We know of Yaḥyá ibn Khālid al-Barmakī (d. 805) as a patron of physicians and, specifically, of the translation of Hindu medical works into both Arabic and Persian. In all likelihood however, his activity took place in the orbit of the caliphal court in Iraq , where at the behest of Hārūn al-Rashīd (786-809), such books were translated into Arabic. Thus Khurāsān and Transoxiana were effectively bypassed in this transfer of learning from India to Islam, even though, undeniably the Barmakī's cultural outlook owed something to their land of origin, northern Afghanistan, and Yaḥyá al-Barmakī's interest in medicine may have derived from no longer identifiable family tradition.[1]

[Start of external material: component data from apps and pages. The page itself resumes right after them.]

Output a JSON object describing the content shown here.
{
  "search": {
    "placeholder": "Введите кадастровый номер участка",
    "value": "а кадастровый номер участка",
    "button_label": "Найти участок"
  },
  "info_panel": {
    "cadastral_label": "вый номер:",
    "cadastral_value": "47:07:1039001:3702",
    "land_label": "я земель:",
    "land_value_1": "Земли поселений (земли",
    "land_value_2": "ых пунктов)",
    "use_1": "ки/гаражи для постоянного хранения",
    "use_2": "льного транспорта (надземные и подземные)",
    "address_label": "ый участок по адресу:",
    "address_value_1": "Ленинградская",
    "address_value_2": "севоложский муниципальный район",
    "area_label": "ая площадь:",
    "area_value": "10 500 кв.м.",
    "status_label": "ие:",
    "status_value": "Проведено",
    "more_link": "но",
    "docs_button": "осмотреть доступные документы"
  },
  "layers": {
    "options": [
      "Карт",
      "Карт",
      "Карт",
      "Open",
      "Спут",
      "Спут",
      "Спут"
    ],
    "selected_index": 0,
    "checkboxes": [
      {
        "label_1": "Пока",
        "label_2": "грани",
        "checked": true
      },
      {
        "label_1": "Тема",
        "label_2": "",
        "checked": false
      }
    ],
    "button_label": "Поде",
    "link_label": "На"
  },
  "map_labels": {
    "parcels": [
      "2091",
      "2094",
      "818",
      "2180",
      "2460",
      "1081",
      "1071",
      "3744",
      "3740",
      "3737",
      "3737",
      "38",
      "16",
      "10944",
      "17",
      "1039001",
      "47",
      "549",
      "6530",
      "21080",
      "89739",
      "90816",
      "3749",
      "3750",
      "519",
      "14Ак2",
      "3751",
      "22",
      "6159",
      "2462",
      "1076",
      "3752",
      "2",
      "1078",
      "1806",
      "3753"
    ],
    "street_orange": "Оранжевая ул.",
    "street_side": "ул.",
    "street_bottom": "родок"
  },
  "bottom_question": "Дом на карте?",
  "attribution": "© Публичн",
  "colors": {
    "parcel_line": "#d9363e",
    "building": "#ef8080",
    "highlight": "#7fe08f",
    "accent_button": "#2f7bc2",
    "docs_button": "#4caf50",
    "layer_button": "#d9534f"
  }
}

Many of the early governors of the Caliphate were Barmakids. Khalid ibn Barmak built Mansura, Sindh and later Baghdad. His son was the governor of what is now Azerbaijan.

Current status[edit]

Islam is currently the largest religion in Asia (25%) followed by Hinduism[2][dead link] The total number of Muslims in Asia in 2010 was about 1.1 billion (25% of the total population). Asia is home to the largest Muslim population, with the Middle East (West/Southwest Asia), Central Asia, South Asia and Southeast Asia being particularly important regions. 62% of the world's Muslims live in Asia, with Indonesia, Pakistan, India and Bangladesh having the four largest Muslim populations in the world. The spread of Islam outside of the Arabian peninsula and into other parts of the continent can be linked to the extensive trade routes connecting the Middle East to China.

References[edit]

  1. ^ History of Civilizations of Central Asia, Volume 4, Part 2 By C. E. Bosworth, M.S.Asimov, page 300
  2. ^ [1] accessed April 3, 2012.

External links[edit]